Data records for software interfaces
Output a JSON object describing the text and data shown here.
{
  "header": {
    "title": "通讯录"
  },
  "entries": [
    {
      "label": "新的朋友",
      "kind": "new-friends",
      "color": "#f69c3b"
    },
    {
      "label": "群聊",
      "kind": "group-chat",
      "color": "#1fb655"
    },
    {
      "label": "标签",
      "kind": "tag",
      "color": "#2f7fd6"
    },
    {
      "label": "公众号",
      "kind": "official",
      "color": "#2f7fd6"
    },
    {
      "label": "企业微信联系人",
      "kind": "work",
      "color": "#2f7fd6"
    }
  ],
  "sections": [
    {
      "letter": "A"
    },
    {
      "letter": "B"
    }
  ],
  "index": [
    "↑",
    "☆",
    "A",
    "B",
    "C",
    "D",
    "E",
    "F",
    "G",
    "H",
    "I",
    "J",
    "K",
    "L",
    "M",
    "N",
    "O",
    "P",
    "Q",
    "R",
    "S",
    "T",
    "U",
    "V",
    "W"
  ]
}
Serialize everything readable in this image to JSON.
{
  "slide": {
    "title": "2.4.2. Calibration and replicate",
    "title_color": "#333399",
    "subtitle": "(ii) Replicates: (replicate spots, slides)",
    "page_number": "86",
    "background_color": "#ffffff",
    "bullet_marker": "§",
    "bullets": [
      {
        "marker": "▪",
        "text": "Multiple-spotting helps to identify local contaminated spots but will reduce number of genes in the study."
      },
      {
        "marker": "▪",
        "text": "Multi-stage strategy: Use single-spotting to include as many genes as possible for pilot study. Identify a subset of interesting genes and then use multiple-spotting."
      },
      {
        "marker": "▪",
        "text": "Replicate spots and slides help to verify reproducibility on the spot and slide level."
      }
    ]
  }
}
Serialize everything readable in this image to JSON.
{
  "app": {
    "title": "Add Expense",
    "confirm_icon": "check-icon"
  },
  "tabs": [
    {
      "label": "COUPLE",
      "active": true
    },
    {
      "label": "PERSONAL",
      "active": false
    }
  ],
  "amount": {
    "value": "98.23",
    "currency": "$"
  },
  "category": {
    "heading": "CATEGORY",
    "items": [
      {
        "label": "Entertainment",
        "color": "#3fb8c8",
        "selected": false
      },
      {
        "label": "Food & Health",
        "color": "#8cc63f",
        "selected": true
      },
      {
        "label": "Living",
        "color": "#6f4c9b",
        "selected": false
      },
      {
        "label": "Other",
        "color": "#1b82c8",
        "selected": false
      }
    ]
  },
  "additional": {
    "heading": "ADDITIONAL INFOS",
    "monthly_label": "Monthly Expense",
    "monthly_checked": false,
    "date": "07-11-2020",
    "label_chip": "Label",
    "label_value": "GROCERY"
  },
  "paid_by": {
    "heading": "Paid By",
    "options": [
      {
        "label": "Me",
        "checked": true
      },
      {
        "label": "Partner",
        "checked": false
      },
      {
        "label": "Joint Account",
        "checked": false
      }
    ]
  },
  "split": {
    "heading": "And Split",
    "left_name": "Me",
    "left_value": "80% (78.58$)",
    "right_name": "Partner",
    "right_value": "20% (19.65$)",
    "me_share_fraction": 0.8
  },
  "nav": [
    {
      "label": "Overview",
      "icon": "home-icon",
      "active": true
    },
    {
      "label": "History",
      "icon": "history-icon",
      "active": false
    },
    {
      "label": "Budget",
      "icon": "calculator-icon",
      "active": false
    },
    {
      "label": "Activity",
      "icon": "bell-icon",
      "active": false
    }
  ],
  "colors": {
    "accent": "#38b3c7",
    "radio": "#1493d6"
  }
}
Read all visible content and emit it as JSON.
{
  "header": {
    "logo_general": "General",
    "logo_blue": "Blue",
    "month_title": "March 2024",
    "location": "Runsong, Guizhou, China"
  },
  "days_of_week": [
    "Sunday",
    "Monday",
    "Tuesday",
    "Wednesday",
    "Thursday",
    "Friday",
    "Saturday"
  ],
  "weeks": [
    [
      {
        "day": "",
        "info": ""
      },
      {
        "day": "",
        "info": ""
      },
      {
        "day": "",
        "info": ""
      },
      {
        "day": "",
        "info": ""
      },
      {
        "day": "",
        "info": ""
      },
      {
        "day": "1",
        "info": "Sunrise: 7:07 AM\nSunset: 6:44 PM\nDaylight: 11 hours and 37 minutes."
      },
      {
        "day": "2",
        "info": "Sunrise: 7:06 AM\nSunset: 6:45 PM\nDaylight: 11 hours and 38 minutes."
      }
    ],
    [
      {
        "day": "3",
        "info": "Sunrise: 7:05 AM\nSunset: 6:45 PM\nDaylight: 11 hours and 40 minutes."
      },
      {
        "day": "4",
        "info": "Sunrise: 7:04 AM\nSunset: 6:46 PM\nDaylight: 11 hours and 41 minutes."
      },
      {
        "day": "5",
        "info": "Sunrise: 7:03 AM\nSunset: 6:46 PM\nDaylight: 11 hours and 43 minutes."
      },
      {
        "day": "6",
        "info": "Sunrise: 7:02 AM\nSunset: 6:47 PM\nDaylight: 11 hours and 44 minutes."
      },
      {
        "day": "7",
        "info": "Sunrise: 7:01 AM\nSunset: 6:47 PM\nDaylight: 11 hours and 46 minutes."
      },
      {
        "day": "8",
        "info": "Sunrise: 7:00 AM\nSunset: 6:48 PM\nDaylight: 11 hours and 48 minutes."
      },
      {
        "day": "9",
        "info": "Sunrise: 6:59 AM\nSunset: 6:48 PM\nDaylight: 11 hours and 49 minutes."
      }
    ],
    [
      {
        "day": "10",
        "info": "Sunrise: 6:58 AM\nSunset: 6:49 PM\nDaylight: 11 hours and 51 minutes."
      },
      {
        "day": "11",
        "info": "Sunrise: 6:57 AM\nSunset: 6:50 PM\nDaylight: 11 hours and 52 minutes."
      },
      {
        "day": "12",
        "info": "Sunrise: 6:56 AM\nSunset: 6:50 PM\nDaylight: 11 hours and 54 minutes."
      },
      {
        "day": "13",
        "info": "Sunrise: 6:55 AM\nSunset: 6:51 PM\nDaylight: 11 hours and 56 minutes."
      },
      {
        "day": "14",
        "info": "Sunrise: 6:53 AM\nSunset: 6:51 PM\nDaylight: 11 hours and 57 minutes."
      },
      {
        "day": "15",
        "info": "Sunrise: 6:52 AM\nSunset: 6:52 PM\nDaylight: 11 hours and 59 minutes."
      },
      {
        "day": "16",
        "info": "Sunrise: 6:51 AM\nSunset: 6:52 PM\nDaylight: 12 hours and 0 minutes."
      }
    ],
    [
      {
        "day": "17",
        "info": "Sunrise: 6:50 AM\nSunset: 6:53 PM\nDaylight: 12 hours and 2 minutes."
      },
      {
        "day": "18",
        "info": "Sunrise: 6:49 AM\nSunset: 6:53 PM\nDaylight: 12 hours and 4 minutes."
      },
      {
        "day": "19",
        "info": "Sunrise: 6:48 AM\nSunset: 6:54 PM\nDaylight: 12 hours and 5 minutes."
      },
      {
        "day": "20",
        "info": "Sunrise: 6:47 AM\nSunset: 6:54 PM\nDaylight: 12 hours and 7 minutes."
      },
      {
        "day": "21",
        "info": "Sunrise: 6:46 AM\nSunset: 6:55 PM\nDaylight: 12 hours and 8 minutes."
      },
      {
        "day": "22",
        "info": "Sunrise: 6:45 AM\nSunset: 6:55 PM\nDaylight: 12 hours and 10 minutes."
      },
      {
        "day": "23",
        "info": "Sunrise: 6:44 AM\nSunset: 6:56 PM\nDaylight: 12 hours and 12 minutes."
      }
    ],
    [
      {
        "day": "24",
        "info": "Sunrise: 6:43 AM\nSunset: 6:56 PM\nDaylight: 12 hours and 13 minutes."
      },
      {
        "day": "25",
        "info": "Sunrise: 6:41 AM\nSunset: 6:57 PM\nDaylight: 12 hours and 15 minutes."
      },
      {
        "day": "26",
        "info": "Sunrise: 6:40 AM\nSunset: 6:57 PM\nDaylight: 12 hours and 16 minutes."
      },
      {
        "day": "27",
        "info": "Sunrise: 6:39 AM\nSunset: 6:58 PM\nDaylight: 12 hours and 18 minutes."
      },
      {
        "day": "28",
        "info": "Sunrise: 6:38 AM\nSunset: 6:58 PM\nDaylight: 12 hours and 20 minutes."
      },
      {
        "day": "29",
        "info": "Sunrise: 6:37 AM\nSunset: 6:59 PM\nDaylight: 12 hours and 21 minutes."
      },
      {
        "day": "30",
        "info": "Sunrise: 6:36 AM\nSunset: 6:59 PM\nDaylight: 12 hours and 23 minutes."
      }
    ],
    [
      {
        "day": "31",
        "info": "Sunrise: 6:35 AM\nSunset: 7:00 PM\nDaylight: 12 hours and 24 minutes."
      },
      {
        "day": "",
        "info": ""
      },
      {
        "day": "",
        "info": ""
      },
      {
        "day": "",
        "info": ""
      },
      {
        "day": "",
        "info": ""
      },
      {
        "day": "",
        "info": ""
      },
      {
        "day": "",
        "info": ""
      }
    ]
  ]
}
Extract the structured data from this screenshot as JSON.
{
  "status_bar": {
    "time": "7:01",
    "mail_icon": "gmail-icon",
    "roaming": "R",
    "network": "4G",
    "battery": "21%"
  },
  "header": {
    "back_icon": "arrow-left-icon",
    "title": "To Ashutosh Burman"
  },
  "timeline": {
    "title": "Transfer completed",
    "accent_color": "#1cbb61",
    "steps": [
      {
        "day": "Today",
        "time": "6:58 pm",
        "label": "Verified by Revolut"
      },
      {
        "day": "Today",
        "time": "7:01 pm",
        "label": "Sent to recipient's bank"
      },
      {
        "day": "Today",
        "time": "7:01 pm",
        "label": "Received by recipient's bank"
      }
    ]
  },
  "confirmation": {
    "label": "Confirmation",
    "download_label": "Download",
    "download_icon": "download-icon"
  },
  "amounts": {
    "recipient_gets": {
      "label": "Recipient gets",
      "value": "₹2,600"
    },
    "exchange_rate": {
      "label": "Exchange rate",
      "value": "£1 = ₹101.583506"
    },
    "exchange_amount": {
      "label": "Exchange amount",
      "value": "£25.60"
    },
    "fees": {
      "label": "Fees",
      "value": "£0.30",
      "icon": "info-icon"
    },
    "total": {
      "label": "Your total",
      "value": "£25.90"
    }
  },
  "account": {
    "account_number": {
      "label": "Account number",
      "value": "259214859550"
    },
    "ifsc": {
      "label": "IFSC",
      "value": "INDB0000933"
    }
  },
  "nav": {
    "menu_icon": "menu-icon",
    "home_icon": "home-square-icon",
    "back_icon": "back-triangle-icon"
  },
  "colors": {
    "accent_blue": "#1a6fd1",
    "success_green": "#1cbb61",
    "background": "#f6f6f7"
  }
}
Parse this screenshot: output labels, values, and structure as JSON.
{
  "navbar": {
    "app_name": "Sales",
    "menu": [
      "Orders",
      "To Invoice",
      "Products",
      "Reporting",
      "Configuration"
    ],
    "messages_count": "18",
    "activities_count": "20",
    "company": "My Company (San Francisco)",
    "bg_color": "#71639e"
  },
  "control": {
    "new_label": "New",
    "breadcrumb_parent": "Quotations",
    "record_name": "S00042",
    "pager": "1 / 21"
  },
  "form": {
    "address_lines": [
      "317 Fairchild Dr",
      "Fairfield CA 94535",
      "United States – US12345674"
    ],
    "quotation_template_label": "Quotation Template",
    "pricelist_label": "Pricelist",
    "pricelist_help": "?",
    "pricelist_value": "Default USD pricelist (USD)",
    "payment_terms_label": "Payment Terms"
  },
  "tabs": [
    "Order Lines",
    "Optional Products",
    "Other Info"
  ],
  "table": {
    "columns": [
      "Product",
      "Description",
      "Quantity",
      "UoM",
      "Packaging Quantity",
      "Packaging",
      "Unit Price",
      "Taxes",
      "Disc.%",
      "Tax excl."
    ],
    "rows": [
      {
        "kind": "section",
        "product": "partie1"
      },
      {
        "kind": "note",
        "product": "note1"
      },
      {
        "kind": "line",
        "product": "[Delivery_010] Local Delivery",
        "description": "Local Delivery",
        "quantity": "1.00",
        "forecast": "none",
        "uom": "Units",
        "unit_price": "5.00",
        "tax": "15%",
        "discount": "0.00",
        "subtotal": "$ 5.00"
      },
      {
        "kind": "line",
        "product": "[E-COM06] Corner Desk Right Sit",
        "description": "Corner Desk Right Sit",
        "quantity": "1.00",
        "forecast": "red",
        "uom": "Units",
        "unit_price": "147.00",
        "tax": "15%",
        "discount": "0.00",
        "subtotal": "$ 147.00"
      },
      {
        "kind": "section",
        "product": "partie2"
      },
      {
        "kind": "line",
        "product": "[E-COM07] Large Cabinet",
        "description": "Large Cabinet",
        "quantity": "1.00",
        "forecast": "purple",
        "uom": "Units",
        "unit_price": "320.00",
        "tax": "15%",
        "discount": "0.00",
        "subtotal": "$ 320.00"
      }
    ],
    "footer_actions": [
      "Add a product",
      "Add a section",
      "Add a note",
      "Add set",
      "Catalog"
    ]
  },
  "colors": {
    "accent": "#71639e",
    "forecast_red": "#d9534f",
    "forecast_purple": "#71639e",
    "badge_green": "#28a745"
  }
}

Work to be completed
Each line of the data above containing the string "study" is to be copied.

Solution to this exercise
        "text": "Multiple-spotting helps to identify local contaminated spots but will reduce number of genes in the study."
        "text": "Multi-stage strategy: Use single-spotting to include as many genes as possible for pilot study. Identify a subset of interesting genes and then use multiple-spotting."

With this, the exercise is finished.